══ PROVIDED RECORDS ══

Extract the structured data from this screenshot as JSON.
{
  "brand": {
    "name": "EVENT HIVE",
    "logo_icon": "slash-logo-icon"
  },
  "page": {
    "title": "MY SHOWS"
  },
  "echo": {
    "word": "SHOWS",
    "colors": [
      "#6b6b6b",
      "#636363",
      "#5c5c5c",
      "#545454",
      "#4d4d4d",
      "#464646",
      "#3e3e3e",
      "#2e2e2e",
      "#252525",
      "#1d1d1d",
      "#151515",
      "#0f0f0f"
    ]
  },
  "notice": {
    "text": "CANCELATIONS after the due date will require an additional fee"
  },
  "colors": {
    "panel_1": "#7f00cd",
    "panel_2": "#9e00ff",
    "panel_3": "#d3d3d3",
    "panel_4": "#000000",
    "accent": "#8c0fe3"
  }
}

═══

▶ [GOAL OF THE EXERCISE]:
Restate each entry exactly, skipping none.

▶ [SOLUTION BELOW]:
Extract the structured data from this screenshot as JSON.
{
  "brand": {
    "name": "EVENT HIVE",
    "logo_icon": "slash-logo-icon"
  },
  "page": {
    "title": "MY SHOWS"
  },
  "echo": {
    "word": "SHOWS",
    "colors": [
      "#6b6b6b",
      "#636363",
      "#5c5c5c",
      "#545454",
      "#4d4d4d",
      "#464646",
      "#3e3e3e",
      "#2e2e2e",
      "#252525",
      "#1d1d1d",
      "#151515",
      "#0f0f0f"
    ]
  },
  "notice": {
    "text": "CANCELATIONS after the due date will require an additional fee"
  },
  "colors": {
    "panel_1": "#7f00cd",
    "panel_2": "#9e00ff",
    "panel_3": "#d3d3d3",
    "panel_4": "#000000",
    "accent": "#8c0fe3"
  }
}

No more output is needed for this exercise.